Posted by: Linda Tucci
CIO leadership, IT strategies
Our SearchCIO.com IT salary and careers survey did a little probing this year around one of those fraught CIO career questions: How much time do you devote to IT strategic planning as opposed to tactical decisions? We also asked whether the recession had an impact on that ratio.
Not surprisingly, the worst financial crisis since the Great Depression made its impression. Tactical decisions outweighed IT strategic planning for CIOs in 2009 — a lot more, for some.
The Doe Run Co.’s Sharon Gietl, for example, went from spending 40% to 60% of her time on strategy to devoting 80% to 90% on tactics in 2009. Gietl said her IT strategy can be summed up as “moving the business forward.” Last year, she was figuring out whom and what to cut to help keep the company afloat.
The salient fact in my follow-up interview with Gietl, however, was that everybody else at Doe Run was doing the same. Ron Washington, CIO at Ergon, a petroleum products company, told us he met the greater demands for operational duties by working longer hours, just like — you guessed it — everybody else on his team. CIOs did what they had to do help their companies survive 2009.
CIO goal: 80% on strategy?
In my survey follow-up, I also asked analysts and career experts if the shift to tactics in 2009 signals a step backward for the CIO career. The answer, for the most part, was no. Extraordinary times call for extraordinary measures. In normal times, if there is such a thing anymore, the ratio between tactics and strategy will depend on the maturity of the company, said consultant Bruce Barnes, offering an analogy to the automobile. Steering is up front, with the driver’s focus on the future destination and the many possible impediments to reaching it. The tactical application of the energy to get you there — making the wheels turn forward — is in the back of the car.
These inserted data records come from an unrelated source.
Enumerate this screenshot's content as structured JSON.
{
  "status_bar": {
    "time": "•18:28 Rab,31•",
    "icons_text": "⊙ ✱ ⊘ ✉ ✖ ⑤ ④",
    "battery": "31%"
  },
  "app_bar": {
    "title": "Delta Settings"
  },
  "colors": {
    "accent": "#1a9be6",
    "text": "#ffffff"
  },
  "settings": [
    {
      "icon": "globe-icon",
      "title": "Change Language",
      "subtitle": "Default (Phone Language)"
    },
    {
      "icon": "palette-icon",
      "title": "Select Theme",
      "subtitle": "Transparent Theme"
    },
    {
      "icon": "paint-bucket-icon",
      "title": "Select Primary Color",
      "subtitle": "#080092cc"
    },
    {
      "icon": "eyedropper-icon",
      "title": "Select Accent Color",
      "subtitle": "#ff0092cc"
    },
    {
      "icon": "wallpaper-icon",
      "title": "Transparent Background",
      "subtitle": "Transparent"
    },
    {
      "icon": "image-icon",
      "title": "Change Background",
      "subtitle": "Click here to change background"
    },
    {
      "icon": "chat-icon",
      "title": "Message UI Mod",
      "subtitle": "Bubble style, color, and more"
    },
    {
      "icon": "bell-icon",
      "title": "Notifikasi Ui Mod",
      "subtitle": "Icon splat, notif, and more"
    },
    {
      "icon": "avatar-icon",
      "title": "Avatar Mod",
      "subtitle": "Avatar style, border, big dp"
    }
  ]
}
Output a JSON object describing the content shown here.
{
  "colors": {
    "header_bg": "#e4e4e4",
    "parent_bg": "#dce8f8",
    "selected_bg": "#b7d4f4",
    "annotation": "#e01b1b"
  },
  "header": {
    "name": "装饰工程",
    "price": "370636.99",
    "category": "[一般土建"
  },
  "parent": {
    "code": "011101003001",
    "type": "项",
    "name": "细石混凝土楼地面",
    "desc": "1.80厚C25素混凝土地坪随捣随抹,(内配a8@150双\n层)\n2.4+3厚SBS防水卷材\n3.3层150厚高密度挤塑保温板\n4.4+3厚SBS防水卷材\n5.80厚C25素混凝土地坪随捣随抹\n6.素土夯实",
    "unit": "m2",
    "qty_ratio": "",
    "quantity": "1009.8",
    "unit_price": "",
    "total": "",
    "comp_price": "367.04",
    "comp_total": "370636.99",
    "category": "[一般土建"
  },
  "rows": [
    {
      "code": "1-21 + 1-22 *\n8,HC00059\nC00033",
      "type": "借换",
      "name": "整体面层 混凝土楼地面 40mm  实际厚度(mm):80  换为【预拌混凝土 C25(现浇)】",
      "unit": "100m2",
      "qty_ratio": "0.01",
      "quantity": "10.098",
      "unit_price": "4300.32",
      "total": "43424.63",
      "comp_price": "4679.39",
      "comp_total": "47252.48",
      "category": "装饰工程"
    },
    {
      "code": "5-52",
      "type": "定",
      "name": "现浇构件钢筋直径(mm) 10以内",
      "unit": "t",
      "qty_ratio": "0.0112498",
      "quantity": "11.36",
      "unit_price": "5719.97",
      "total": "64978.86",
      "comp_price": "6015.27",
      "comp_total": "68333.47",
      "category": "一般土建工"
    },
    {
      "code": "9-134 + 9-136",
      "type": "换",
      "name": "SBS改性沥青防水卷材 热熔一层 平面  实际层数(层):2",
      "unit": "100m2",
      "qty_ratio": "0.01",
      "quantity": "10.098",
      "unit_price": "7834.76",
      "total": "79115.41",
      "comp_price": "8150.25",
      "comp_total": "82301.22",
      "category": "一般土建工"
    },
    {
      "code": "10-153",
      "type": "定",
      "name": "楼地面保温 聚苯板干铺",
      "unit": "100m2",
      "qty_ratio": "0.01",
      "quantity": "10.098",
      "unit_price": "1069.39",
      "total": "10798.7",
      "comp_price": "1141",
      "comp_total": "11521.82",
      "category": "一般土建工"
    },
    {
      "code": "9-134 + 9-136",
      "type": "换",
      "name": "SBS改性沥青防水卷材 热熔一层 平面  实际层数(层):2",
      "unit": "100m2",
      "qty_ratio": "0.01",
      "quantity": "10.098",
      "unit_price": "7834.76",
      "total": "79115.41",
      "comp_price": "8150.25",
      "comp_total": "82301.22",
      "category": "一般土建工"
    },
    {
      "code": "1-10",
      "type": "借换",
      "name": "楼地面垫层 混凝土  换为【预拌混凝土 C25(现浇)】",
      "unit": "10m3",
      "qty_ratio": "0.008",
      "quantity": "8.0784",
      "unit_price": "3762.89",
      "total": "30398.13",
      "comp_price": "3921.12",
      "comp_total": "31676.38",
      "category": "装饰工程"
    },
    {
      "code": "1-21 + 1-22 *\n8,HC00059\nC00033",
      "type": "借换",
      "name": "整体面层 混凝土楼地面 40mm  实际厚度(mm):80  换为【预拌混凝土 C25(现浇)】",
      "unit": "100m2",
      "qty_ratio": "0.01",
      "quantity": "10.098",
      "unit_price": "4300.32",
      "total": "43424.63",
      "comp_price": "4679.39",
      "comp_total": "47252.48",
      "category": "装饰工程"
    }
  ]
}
The less mature or operationally efficient an organization, the more time the CIO will have to spend on that tactical drive train, and the slower the trip to reach his or her strategic goals, Barnes said.
Of course, the elephant in the room — the fraught part of the question — is whether there is a right balance between IT strategic planning and short-term tactical decisions for those CIOs determined to drive business value.
Barnes gave it a shot: “The CIO’s goal needs to be getting to the point where about 80% of his/her time is being spent steering and watching/planning the road ahead … as well as enjoying the ride.”
I’d like to hear what you consider the ideal balance between IT strategy and tactics in your job and why — and, oh yes, if you’re enjoying the ride.